● **Your instructions**: Write out each line from the data below that includes the word "Kpps".

(Component data from apps and pages)
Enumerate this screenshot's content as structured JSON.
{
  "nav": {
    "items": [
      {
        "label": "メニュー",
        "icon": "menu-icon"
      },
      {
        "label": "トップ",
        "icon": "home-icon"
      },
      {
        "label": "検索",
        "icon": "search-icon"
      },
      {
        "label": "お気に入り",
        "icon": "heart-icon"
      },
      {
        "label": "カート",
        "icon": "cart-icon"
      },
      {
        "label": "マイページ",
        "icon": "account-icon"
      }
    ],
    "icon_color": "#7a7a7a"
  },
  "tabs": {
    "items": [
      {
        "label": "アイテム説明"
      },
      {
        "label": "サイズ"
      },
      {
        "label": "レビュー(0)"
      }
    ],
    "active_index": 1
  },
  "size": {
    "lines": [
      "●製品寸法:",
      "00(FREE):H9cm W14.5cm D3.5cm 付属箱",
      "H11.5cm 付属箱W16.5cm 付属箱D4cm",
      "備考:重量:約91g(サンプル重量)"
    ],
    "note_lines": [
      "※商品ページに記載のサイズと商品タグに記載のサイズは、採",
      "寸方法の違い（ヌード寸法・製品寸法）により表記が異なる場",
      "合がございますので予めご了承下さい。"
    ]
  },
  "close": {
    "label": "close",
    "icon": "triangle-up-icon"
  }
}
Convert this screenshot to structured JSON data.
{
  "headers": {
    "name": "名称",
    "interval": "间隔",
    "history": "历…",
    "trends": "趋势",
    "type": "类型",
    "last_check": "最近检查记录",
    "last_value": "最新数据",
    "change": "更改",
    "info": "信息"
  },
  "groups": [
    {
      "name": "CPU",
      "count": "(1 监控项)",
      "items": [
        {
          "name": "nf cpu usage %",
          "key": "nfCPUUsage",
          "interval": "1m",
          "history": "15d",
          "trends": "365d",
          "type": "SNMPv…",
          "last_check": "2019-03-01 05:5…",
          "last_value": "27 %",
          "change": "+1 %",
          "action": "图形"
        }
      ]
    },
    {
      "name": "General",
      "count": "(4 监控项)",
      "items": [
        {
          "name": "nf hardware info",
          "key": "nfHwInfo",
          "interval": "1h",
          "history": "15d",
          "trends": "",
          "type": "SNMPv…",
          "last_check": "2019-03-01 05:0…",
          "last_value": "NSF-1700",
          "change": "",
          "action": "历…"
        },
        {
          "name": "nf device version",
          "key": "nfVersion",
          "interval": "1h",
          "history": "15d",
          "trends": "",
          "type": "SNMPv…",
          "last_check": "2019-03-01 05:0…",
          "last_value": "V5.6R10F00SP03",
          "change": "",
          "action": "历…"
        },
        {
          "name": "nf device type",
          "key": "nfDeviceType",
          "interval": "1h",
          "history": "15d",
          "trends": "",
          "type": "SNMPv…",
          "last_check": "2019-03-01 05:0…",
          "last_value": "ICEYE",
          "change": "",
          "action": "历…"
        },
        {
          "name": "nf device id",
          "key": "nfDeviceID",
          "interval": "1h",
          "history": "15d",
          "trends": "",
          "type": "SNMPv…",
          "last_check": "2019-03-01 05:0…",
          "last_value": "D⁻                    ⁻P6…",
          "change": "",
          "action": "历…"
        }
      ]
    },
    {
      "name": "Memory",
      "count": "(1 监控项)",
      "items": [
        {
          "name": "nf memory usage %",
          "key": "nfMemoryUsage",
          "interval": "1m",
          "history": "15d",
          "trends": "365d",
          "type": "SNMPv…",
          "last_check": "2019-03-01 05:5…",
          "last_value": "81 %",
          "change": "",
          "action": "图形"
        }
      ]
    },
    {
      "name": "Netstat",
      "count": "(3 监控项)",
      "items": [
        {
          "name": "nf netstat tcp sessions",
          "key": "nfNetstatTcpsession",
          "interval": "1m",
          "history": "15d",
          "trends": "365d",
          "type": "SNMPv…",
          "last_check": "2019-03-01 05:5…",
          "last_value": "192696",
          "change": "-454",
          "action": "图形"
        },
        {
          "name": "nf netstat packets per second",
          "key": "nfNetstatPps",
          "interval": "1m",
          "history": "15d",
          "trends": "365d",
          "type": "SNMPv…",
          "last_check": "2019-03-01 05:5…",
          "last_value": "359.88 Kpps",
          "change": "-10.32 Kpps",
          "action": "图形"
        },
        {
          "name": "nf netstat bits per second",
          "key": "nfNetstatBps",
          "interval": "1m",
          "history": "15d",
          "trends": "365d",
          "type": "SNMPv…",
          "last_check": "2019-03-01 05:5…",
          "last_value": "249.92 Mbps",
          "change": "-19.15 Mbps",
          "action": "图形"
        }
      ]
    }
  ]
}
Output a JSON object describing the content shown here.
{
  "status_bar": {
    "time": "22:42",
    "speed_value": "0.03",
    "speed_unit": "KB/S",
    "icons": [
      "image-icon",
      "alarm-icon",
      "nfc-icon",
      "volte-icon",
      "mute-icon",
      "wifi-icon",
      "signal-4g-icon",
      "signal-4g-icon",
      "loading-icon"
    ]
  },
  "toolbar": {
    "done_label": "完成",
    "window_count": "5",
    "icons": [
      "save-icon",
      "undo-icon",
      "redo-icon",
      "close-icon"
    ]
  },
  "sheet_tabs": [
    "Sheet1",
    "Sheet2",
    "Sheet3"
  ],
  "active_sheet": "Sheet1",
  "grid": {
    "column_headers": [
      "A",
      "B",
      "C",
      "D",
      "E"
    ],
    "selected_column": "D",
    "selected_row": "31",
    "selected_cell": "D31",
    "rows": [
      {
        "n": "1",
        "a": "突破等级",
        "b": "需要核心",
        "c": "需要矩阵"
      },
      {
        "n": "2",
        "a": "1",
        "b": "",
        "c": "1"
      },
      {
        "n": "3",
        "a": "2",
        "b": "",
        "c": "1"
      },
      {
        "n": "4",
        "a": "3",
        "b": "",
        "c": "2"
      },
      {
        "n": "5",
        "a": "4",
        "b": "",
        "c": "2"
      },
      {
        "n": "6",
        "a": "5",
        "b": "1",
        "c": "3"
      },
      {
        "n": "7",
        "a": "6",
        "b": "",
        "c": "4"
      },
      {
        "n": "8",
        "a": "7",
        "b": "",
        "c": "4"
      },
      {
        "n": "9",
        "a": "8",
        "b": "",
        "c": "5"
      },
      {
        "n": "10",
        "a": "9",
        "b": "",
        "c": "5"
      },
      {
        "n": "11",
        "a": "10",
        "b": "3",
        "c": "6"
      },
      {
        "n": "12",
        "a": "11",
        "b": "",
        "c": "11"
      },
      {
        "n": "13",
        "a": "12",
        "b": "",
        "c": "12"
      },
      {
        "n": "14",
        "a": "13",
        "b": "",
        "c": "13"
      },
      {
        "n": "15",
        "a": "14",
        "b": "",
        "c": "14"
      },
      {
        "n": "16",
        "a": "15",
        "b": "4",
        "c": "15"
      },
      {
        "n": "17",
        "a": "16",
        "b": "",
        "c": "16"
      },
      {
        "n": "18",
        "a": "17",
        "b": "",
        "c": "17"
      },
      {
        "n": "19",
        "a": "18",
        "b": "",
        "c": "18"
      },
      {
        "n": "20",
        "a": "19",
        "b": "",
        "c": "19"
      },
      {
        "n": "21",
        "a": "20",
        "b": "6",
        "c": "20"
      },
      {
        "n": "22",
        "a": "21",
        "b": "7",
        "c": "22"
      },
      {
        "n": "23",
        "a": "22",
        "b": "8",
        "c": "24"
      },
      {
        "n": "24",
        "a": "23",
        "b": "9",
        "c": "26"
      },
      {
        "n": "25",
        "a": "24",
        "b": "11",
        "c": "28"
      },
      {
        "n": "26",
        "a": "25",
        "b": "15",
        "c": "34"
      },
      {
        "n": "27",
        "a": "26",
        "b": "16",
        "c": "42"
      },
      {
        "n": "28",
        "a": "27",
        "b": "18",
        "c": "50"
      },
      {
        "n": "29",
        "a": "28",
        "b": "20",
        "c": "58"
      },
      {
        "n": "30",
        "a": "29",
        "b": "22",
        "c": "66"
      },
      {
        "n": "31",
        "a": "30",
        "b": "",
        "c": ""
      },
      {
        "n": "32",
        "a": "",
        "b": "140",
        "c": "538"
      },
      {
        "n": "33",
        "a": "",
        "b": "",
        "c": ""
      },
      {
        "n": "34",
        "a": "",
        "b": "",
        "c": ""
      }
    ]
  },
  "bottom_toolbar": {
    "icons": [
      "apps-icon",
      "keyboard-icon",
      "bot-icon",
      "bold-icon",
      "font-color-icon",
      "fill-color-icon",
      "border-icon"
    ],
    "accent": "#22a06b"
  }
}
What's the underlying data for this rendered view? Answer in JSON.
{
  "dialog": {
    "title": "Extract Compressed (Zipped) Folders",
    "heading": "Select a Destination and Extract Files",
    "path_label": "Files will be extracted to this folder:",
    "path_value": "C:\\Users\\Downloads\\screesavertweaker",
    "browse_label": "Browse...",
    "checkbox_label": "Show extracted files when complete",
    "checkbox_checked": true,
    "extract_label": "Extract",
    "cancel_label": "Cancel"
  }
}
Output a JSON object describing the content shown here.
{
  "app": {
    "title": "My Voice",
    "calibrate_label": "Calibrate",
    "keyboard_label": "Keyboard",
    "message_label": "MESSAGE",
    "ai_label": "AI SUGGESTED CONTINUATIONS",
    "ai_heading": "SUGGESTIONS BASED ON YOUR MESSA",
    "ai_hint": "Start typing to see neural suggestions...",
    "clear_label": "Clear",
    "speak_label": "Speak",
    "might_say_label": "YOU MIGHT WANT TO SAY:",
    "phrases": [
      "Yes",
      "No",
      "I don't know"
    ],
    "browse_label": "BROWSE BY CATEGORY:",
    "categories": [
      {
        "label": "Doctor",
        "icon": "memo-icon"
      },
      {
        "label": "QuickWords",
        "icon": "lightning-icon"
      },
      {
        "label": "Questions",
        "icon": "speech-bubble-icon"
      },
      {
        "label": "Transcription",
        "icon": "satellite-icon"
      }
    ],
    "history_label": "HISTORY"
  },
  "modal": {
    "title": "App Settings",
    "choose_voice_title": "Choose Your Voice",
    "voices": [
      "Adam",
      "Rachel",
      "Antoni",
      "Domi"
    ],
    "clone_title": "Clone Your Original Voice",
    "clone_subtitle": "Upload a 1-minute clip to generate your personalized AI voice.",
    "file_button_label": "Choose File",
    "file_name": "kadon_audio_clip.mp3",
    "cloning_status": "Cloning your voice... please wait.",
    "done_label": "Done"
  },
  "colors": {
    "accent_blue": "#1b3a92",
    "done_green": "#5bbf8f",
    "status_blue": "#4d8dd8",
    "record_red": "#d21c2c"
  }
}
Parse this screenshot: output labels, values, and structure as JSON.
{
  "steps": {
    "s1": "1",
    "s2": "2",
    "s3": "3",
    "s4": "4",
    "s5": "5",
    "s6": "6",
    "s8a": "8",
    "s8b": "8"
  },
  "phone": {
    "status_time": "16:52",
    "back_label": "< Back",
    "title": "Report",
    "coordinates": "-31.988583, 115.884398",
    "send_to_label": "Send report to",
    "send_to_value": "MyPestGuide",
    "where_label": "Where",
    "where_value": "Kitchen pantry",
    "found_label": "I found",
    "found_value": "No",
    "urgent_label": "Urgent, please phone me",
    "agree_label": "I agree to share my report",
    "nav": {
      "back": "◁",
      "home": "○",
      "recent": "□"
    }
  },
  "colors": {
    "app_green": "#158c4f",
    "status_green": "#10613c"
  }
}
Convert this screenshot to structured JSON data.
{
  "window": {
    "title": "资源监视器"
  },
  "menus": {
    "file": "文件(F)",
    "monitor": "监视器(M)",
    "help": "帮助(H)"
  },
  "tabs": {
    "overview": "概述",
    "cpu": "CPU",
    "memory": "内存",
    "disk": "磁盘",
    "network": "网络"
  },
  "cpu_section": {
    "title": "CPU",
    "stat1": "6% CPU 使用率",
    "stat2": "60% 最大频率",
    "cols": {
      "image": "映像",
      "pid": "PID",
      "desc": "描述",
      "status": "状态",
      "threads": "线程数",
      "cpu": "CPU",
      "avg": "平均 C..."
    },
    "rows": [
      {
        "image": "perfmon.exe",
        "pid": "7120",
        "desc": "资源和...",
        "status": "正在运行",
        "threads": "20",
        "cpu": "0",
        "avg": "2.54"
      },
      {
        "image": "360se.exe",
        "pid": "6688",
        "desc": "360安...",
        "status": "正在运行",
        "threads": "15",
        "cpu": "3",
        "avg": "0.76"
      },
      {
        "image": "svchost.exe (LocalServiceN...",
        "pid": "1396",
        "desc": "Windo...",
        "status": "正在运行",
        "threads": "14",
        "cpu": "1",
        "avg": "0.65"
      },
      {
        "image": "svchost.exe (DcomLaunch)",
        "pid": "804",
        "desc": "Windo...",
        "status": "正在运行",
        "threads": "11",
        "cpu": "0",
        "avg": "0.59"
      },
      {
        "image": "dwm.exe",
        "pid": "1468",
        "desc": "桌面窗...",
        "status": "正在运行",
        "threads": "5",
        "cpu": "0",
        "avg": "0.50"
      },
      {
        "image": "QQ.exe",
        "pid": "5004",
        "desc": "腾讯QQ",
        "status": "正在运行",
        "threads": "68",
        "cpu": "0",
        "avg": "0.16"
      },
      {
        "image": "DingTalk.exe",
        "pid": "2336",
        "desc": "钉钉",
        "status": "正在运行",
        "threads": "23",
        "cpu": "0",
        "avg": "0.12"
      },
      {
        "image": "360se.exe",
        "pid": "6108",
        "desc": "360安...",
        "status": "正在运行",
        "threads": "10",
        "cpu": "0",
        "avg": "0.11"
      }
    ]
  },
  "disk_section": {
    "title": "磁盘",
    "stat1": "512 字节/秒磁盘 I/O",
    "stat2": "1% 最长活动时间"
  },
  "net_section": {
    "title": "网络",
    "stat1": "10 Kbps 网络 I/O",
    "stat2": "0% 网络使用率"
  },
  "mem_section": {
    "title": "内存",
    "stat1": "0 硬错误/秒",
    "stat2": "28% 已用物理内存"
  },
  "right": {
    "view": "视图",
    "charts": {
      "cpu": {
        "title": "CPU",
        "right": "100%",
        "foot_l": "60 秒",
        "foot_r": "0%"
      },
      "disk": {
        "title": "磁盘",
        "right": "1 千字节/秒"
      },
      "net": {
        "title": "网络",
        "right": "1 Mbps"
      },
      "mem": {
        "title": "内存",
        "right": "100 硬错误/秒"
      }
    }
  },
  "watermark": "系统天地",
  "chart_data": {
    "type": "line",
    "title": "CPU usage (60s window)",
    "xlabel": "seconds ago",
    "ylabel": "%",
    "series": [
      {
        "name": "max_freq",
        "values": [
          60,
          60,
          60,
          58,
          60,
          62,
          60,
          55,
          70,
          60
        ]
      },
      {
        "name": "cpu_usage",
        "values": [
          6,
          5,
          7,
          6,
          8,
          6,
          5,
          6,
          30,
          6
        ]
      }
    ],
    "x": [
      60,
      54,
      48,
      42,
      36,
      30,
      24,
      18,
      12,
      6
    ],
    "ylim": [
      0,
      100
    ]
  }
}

● **Solution**:
          "last_value": "359.88 Kpps",
          "change": "-10.32 Kpps",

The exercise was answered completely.